by William Wordsworth
I wander'd lonely as a cloud
That floats on high o'er vales and hills,
When all at once I saw a crowd,
A host of golden daffodils;
Beside the lake, beneath the trees,
Fluttering and dancing in the breeze.
Continuous as the stars that shine
And twinkle on the Milky Way,
They stretch'd in never-ending line
Along the margin of a bay:
Ten thousand saw I at a glance,
Tossing their heads in sprightly dance.
The waves beside them danced, but they
Outdid the sparkling waves in glee:
A poet could not but be gay,
In such a jocund company:
I gazed -- and gazed -- but little thought
What wealth the show to me had brought:
For oft, when on my couch I lie
In vacant or in pensive mood,
They flash upon that inward eye
Which is the bliss of solitude;
And then my heart with pleasure fills,
And dances with the daffodils.
Jocund company indeed… I love this poem by William Wordsworth, for I truly believe it captures the reaction a gardener or flower lover experiences upon site of daffodils.
The genus Narcissus can be identified by their central corona (trumpet like center) and six surrounding petals or perianth. In the Deep South, Daffodils are often referred to as jonquils and are the birth flower for March. “Jolly and as jonquil” my Mama and other Southern prim and proper grand dames would say.
Yet, this spectacular genus is full of so many amazing characters, and named for Greek character to boot. Narcissus, so full of admiration for his own beauty, drowned next to a pool of water while constantly gazing at his reflection. Narcissi thus sprung up from the spot where he fell in. Yellows, salmons, creams, oranges, and arrays of citrus hues are donned by daffodils each and every spring around the world. Naturalizing readily and perennial a source of delightful fragrance and cheer, daffodils grace woodlands, vales, gardens, and valleys alike as heralds of spring.
Though epitomized as spring flowers, Narcissi papyraceus or Paperwhites begin to bud and bloom in late fall and at Christmastime here Dixie, thus starting a cadence of narcissus flowing into spring. Does that species name sound like any other word? Papyrus maybe? Thus the paper part of the Paperwhites’ name. Strongly fragrant, Paperwhites remind me of childhood, where dozens upon dozens of tiny tubular white flowers scented the hills, woods, and landscape of our farm – having done so perennially for better part of the twentieth century.
Paperwhites lead the way and then a host of other fun flowered Narcissus will follow, gracing the garden and carrying on through the Lenten season and deep into the vernal equinox. For fascinating facts and more info on these dynamos of the plant world, visit the American Daffodil Society’s website… www.daffodilusa.org
Plant your daffodil bulbs in the fall.
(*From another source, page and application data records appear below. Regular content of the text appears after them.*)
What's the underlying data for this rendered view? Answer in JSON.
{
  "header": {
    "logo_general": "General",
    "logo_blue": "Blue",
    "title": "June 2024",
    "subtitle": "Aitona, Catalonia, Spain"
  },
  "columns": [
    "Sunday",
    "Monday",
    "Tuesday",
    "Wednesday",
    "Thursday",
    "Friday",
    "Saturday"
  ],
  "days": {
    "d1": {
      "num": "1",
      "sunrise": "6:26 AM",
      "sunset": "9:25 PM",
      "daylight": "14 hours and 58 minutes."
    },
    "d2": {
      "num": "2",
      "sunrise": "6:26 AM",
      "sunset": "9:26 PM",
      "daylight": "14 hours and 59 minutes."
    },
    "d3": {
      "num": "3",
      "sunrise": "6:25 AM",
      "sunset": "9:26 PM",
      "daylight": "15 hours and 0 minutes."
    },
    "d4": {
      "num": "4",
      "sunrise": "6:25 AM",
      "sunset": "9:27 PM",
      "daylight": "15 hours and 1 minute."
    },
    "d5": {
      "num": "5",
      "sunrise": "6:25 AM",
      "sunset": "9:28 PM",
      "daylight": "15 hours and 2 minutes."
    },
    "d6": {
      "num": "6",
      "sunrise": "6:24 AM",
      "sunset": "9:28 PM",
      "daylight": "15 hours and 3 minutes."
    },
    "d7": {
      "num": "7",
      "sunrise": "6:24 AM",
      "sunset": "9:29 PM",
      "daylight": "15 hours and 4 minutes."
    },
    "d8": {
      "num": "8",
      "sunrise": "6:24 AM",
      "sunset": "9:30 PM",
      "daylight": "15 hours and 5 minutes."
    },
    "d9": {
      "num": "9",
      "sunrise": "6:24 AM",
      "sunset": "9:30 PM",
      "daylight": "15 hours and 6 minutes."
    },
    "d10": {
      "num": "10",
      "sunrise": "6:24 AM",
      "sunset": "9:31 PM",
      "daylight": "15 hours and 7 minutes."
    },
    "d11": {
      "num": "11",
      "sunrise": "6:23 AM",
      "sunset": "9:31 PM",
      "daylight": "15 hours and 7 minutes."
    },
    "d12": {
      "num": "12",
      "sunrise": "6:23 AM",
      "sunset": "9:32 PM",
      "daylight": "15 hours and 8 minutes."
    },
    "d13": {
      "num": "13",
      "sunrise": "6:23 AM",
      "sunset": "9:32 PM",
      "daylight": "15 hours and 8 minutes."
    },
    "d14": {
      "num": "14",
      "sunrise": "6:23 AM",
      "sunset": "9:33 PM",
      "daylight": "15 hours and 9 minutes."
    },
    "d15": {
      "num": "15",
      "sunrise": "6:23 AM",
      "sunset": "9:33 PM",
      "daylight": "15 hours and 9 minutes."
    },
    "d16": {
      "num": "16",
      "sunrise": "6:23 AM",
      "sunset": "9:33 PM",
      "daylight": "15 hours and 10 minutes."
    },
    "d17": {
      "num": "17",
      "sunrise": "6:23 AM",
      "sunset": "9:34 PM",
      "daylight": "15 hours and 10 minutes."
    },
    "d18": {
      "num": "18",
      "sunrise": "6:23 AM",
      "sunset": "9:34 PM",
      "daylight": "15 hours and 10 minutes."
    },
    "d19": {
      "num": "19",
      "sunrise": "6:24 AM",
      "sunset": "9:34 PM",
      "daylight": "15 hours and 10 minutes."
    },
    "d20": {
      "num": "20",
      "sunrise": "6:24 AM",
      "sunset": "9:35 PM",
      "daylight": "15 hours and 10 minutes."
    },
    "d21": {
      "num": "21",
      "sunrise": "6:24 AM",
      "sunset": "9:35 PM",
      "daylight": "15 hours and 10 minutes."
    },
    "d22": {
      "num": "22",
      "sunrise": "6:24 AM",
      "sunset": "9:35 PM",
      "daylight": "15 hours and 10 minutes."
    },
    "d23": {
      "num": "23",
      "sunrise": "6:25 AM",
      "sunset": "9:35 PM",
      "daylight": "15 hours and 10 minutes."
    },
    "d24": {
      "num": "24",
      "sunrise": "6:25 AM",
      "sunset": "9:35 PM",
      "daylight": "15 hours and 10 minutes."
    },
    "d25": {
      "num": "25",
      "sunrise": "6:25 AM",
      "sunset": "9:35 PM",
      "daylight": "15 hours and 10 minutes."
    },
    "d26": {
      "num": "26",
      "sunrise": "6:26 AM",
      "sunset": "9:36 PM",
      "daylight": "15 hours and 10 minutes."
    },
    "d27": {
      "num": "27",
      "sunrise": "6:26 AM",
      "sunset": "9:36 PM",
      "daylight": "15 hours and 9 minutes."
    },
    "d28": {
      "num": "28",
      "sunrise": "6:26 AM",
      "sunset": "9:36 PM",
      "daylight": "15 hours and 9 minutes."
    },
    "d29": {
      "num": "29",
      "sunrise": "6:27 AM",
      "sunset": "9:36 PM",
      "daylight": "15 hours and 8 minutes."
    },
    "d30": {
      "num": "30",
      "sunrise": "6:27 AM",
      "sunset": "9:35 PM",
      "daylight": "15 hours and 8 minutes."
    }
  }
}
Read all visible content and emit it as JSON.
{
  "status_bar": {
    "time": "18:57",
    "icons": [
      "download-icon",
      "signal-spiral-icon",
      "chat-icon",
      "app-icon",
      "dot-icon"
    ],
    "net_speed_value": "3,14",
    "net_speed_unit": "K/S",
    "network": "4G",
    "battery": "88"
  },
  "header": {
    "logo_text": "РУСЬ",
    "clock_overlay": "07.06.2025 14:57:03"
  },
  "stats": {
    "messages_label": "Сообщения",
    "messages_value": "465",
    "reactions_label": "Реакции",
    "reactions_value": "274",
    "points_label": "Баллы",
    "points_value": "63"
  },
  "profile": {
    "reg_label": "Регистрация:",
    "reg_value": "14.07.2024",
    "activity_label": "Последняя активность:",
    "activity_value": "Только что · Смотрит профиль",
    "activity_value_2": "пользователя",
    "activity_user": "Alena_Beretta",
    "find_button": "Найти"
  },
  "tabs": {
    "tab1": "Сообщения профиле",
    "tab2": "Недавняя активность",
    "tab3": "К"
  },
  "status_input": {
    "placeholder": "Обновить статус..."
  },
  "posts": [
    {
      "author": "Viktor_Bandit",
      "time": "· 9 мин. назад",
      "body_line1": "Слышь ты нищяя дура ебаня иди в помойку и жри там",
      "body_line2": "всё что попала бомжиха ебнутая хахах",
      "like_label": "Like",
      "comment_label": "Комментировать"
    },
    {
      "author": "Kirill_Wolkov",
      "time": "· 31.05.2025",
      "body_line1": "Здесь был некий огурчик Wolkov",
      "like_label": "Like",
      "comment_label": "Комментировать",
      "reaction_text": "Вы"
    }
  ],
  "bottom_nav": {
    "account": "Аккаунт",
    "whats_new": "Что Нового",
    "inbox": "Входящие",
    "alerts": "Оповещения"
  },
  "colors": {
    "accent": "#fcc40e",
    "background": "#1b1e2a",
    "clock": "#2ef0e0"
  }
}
Depending on the variety, you can plan a orchestral event of Narcissi with crescendos and decrescendos of color, aroma, and flower size from late winter well into spring. Towards the end of February and into March, the daffodils in the Deep South begin a chorus of floral glee, striking a severe complement of the wintry landscape and the bold, crisp daffodil display.
Excellent as cut flowers, daffodils make for lovely bouquets. Keep them arranged with themselves, since daffodils contain the alkaloid poison of lycorine and the calcium oxalate in the sap, which is harmful to other cut flowers. Just don’t confuse your daffodil bulbs with onions or eat them and you’ll be fine. You can mix daffodils with other daffodils and enjoy them for days.
After you’ve cut your daffodil blossoms or they have become spent on the plant, DON’T CUT BACK THE FOLIAGE! Common mistake among gardeners, cutting daffodil foliage back robs the plant of the following year’s nutrients. You’ll get lots of leaves but no blooms. Rather, tie your daffodils’ strappy leaves into a bundle or single not, and let them disintegrate naturally, thus returning nutrients back to the bulb below.
Since daffodils erupt with color in late winter and then play out towards spring, plant them in areas where daylilies, ferns, hostas, or liriope will cover their fading foliage with their new growth. Daffodils and daylilies make for perfect complementary plantings, especially since they both boast similar colored leaves and flower colors. These two are quite a classy combo found in many gardens throughout history and modernity.
On a crisp, cool, late winter day, nothing is more charming than a row, clump, or naturalized area brimming with jolly jonquils. Whether as “lone reeds” in a pecan grove, the dainty little yellow minnows in a ditch, the sparks of fiery warmth against a bleak winter sky, or the first messengers of spring, may your heart be filled with the pleasure of daffodils.